An orthodontic anterior deprogrammer night guard separates your upper and lower teeth so they do not press against each other. It relieves pressure on your jaw and can reduce teeth grinding.
b. Occlusal splint
An occlusal splint is a hard plastic mouthguard that covers your entire upper teeth. This type of guard helps keep your jaw in its correct position and helps keep the lower and upper teeth from making contact.
c. Bite plate
A bite plate is designed to redistribute the pressure from bruxism and reduce the strain on your jaw. This is used to help correct an overbite that may be causing teeth grinding.
4. Limit Your Caffeine Intake
Caffeinated beverages consumed before bedtime can increase the likelihood of teeth grinding. High levels of caffeine can overstimulate your nervous system, causing heightened stress levels and making it more difficult for you to relax. Avoid or reduce caffeine intake, especially before bedtime, to help alleviate your bruxism over time. You can also try drinking herbal teas or warm milk to help you relax before bed.
5. Seek Professional Help
If you’re struggling with teeth grinding and don’t see any improvement with self-help measures, seeking professional help is essential.
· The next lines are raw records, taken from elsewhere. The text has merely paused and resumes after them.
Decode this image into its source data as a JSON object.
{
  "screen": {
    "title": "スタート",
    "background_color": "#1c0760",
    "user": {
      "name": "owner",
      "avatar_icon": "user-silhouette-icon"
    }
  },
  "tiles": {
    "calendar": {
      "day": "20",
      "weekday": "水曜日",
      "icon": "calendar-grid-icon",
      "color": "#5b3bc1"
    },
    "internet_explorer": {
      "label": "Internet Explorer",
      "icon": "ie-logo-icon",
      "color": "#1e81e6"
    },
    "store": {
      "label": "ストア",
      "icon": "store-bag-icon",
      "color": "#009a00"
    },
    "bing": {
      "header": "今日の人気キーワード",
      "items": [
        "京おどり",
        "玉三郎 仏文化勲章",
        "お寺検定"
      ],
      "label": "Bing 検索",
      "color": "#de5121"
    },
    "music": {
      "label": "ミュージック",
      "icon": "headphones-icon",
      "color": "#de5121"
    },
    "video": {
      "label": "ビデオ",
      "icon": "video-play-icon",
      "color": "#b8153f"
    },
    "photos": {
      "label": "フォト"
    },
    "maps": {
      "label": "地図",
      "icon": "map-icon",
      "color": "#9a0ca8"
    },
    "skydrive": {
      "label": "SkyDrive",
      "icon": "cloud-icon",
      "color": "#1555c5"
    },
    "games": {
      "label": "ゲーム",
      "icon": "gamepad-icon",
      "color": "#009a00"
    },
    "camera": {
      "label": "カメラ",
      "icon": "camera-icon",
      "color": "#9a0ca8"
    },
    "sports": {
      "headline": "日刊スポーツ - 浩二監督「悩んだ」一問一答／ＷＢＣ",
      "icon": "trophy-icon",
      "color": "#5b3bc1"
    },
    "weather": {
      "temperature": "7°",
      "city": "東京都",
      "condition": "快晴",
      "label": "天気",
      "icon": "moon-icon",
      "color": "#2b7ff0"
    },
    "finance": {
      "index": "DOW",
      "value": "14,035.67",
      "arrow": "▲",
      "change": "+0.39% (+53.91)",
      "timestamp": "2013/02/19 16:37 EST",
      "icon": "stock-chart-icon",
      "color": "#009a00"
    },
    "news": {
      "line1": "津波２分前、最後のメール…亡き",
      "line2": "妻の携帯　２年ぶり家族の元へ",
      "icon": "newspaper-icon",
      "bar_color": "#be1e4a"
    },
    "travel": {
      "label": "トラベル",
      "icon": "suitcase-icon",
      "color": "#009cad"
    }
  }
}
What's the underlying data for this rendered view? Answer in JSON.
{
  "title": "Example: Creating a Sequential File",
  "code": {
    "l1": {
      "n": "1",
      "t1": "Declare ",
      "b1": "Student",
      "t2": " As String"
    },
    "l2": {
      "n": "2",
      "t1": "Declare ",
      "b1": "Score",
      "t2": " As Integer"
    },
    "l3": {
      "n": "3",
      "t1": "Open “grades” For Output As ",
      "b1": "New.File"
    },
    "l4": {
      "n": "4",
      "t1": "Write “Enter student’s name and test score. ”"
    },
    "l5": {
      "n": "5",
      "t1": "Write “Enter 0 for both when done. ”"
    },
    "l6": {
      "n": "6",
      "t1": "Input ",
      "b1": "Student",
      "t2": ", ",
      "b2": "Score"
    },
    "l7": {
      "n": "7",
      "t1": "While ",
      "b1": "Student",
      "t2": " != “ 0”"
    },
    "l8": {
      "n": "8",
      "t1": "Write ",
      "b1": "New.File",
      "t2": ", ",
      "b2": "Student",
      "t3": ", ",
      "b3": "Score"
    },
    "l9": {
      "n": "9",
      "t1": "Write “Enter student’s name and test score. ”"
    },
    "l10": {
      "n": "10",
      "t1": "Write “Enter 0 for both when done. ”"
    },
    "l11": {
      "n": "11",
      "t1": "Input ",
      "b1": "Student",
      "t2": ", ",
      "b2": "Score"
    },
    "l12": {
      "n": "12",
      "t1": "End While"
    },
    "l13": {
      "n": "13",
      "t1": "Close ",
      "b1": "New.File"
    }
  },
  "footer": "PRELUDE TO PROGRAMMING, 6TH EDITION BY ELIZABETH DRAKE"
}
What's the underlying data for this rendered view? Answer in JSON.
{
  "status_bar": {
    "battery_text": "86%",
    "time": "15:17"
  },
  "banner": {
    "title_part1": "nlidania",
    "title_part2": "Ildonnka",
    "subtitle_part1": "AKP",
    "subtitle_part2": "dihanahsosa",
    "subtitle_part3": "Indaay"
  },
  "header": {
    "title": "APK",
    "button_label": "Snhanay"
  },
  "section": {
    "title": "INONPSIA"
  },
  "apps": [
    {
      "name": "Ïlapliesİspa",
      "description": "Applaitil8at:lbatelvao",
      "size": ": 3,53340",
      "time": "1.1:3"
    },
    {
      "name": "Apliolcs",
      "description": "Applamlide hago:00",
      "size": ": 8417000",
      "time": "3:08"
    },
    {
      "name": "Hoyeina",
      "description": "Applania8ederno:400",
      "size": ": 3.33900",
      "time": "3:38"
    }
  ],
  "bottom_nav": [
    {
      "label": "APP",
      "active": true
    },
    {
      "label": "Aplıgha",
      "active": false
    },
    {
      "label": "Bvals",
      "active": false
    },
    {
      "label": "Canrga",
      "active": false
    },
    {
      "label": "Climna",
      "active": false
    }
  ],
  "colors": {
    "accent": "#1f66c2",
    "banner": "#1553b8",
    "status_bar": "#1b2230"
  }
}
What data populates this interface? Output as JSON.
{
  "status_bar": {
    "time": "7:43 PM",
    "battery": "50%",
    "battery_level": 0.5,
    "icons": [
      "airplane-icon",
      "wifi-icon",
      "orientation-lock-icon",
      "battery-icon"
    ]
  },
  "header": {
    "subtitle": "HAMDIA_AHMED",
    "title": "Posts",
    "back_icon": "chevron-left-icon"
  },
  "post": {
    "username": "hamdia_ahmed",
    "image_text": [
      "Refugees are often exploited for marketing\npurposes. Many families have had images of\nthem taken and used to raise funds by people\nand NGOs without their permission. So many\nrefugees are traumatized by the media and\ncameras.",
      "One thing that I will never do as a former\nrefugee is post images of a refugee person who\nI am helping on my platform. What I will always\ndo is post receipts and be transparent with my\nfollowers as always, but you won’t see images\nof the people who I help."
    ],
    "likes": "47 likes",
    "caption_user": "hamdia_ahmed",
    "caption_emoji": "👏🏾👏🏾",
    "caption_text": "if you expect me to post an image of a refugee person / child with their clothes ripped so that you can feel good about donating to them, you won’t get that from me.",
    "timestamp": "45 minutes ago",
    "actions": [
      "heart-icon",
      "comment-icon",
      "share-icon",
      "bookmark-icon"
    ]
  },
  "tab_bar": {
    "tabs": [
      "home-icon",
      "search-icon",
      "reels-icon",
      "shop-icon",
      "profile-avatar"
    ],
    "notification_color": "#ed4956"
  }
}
Your dentist can help diagnose and manage the underlying cause of your bruxism. Additionally, they can prescribe muscle relaxants or recommend therapy approaches such as cognitive-behavioral therapy, which may help reduce your teeth grinding.
Breaking your teeth-grinding habit can be challenging, but following the abovementioned remedies can help you break this habit and improve your oral health. While some self-help measures will provide relief, consulting with a dental professional is essential if you require a more comprehensive treatment plan. Remember, teeth grinding can lead to severe dental damage, so addressing this condition before it causes irreversible harm is essential. With the right approach and patience, you can overcome your bruxism and improve your oral health.